In their own patient population, BCR occurred in about 20% of men – so 80% of men after definitive therapy never have BCR. This is stratified by pre-operative risk of course, with higher risk patients having higher BCR rates. However, developing BCR does not imply development of recurrence note that only 30% of men with BCR go on to develop clinical recurrence and only 16% die of disease.1 The increasing use of PSMA PET imaging has lead to increased detection of low-volume recurrent disease. This has, in turn, led to more interest in metastasis-directed therapies (MDT).
However, as she notes, the accuracy of PET imaging is not perfect, particularly the older choline and fluoride PET modalities. PSMA PET, however, overcomes many of these deficiencies, and at PSA levels between 1-2, has 90% sensitivity in detecting recurrences. At lower levels, its sensitivity drops off.
Using PSMA PET imaging for sLND has become more common. A recent paper looked at 23 patients with nodal recurrence diagnosed on outside PSMA PET imaging.2 Median PSA at the time was 3.9. Based on this, they removed on average 3 positive LN’s during sPLND – and PSMA PET had pretty good accuracy in predicting side and field of LN. PPV ~70% and NPV ~90%. A systematic review found 27 such institutional series and collated the data. The 2-year BCR-free survival after PSMA-PET based sPLND was between 23-64%.3 Despite BCR-free survival, BCR does occur in the majority of cases. Below is a summary of the PSMA-based sPLND series:
Her last section was on the concept of PSMA-radioguided surgery – which builds on the technology used in breast ALND. Below:
Pre-op IV injection of a technetium labeled PSMA ligand – so it has the specificity as PSMA itself.
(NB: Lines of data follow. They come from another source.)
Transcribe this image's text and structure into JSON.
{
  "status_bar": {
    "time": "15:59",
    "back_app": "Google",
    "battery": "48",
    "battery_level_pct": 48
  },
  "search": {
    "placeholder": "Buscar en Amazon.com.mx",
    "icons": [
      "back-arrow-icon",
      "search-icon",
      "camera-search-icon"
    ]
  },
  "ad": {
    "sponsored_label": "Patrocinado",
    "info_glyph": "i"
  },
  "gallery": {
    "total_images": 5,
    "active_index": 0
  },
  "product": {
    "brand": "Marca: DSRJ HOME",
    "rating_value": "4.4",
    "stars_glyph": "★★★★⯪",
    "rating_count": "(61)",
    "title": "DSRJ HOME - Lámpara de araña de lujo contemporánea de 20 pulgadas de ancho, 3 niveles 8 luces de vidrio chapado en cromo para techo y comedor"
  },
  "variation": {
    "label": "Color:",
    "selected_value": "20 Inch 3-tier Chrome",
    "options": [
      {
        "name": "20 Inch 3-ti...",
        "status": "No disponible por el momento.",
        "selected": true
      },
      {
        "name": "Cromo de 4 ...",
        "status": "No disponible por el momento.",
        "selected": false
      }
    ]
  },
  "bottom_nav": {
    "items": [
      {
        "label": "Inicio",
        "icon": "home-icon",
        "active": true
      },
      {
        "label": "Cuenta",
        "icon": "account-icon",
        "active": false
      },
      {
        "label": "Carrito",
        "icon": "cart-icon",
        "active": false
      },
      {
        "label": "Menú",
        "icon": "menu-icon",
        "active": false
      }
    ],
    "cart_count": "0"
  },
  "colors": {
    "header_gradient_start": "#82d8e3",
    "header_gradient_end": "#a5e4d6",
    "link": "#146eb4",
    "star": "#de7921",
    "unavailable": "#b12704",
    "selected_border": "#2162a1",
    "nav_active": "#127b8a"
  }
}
The surgeons then use a gamma probe intra-operatively to identify the nodes.
In their publication on their series (Knipper et al. Prostate Cancer), they treated 42 consecutive patients with sPLND following PSMA PET. 29 patients had conventional sPLND while 13 had radioguided surgery.
As seen in the waterfall plot, patients undergoing RGS (light blue) had a much better PSA response. They also had a higher median number of positive LN’s removed – though a similar number of PSMA PET lesions on original imaging. Importantly, on ex-vivo analysis, PPV was 100% for metastatic disease.
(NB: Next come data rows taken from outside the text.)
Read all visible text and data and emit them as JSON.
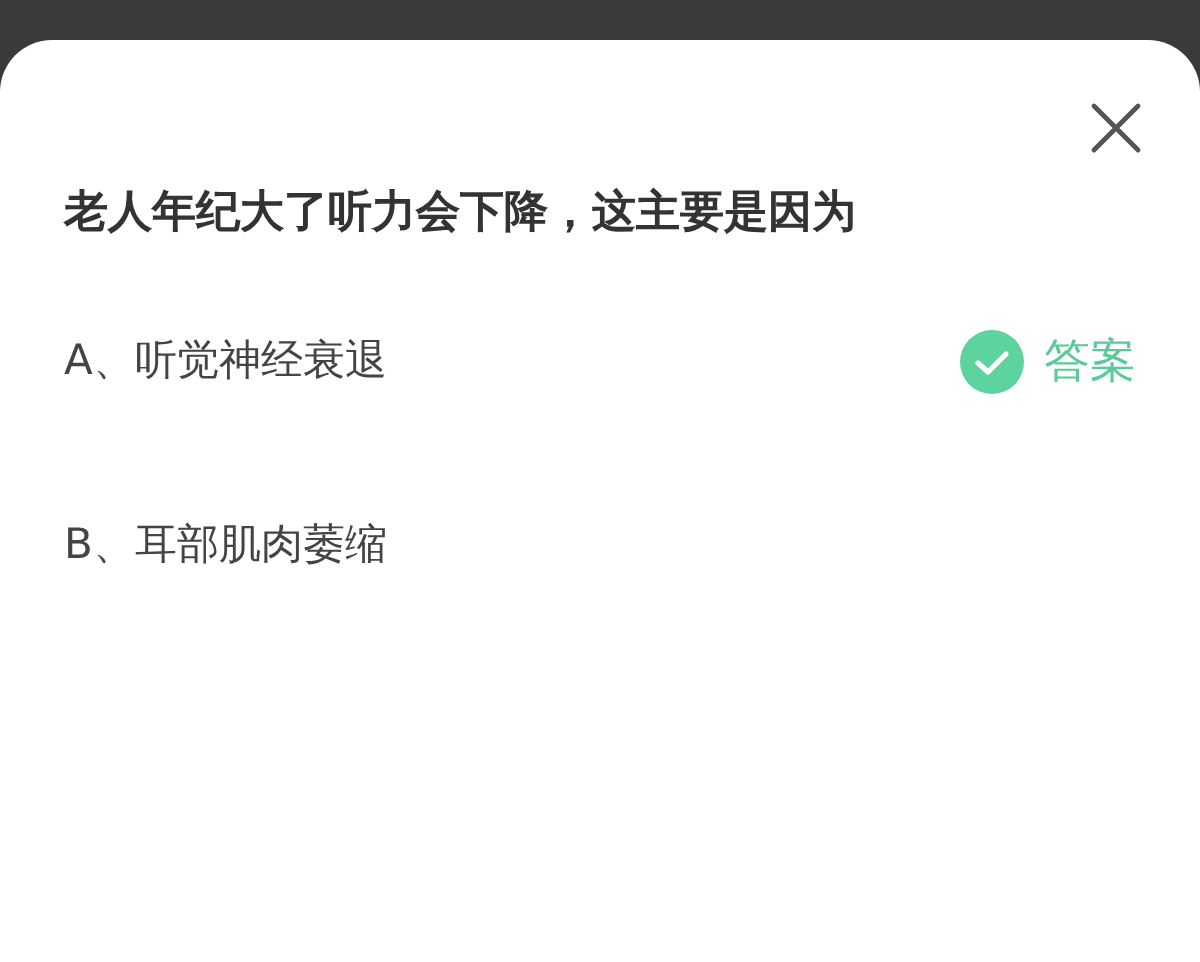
{
  "question": "老人年纪大了听力会下降，这主要是因为",
  "options": [
    {
      "label": "A、听觉神经衰退",
      "correct": true,
      "badge": "答案"
    },
    {
      "label": "B、耳部肌肉萎缩",
      "correct": false
    }
  ]
}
Obviously prospective studies are required and this is under development. However, this represents a novel technology that may help improve the efficacy of sPLND in this population – which, with the advent of better imaging, will continue to include more and more patients. By potentially sparing systemic therapy, this could have significant impact of patient QOL and hopefully patient outcomes!
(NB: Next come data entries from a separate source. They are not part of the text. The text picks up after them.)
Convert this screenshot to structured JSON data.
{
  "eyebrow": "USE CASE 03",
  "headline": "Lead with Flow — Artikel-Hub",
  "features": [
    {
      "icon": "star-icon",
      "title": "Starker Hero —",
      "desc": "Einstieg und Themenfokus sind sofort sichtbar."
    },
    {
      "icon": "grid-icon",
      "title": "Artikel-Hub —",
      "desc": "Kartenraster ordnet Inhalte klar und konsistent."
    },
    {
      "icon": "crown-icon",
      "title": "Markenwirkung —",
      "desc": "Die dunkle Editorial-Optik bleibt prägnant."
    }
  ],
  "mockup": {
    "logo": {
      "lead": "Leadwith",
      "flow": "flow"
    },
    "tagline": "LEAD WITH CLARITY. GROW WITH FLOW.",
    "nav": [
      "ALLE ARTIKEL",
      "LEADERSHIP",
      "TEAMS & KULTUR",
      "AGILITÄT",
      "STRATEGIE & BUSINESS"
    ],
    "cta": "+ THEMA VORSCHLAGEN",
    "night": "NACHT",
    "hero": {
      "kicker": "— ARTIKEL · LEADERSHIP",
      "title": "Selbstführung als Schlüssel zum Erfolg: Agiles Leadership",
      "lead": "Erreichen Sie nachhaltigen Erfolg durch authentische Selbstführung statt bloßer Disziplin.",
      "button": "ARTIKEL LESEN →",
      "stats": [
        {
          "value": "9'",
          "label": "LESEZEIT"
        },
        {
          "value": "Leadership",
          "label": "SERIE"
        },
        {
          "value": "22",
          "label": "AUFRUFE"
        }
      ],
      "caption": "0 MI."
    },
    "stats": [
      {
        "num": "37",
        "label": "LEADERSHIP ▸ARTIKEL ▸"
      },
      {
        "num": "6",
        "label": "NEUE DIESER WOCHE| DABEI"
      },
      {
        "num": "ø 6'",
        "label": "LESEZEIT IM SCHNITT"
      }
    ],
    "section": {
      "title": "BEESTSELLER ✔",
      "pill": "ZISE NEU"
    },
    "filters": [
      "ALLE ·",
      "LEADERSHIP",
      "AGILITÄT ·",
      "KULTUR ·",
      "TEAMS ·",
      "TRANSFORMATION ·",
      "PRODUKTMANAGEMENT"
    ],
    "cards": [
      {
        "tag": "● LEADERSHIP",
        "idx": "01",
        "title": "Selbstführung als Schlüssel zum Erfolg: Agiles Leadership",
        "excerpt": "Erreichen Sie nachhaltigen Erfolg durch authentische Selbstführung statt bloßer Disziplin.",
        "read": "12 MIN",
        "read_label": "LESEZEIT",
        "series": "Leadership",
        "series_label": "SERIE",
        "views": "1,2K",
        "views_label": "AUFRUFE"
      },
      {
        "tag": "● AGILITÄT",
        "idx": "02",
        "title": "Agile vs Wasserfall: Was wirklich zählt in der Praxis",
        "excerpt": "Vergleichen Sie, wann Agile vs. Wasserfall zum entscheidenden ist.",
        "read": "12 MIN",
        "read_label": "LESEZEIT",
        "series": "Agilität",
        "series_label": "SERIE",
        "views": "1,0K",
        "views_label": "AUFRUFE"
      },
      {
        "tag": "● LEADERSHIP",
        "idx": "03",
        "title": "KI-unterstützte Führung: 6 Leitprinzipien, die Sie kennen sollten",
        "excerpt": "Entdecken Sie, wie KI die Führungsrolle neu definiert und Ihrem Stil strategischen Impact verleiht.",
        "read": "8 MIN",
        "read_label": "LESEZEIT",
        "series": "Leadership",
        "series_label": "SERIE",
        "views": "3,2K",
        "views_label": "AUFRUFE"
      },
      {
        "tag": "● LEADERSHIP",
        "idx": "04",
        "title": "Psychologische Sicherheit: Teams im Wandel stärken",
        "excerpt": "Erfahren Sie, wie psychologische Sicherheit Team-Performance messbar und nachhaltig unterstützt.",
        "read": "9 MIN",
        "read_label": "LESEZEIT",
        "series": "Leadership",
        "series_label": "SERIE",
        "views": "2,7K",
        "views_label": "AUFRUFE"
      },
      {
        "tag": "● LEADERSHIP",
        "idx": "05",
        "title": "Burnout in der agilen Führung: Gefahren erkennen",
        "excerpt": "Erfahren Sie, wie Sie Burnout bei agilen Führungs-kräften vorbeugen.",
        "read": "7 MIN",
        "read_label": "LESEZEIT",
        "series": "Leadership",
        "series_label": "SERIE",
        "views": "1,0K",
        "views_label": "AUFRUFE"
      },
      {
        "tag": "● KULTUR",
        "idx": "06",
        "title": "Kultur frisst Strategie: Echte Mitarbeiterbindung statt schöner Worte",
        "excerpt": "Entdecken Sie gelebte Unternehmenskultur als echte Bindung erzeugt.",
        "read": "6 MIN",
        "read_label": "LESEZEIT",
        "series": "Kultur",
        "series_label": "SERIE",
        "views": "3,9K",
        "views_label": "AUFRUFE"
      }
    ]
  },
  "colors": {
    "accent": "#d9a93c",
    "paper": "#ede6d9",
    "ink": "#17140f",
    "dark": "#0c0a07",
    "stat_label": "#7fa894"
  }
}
Presented By: Derya Tilki, MD, University Medical Center Hamburg and the Martini Klinik Prostate Center
Written by: Thenappan Chandrasekar, MD, Clinical Instructor, Thomas Jefferson University, @tchandra_uromd, @TjuUrology, at the 19th Annual Meeting of the Society of Urologic Oncology (SUO), November 28-30, 2018 – Phoenix, Arizona
1. Van den Broeck T, van den Bergh RCN, Arfi N Prognostic Value of Biochemical Recurrence Following Treatment with Curative Intent for Prostate Cancer: A Systematic Review Eur Urol. 2018 Oct 17. pii: S0302-2838(18)30752-8. doi: 10.1016/j.eururo.2018.10.011, van den Bergh RCN, Arfi N Prognostic Value of Biochemical Recurrence
Following Treatment with Curative Intent for Prostate Cancer: A Systematic Review Eur Urol. 2018 Oct 17. pii: S0302-2838(18)30752-8. doi: 10.1016/j.eururo.2018.10.011.
2. Mandel P, Tilki D, Chun FK, et at, Accuracy of 68Ga-Prostate-specific Membrane Antigen Positron Emission Tomography for the Detection of Lymph Node Metastases Before Salvage Lymphadenectomy. Eur Urol Focus. 2018 Jul 23. pii: S2405-4569(18)30191-3. doi: 10.1016/j.euf.2018.07.025. [Epub ahead of print]
3. Ploussard G, Gandaglia G, Borgmann H, Salvage Lymph Node Dissection for Nodal Recurrent Prostate Cancer: A Systematic Review Eur Urol. 2018 Oct 31. pii: S0302-2838(18)30836-4. doi: 10.1016/j.eururo.2018.10.041. [Epub ahead of print]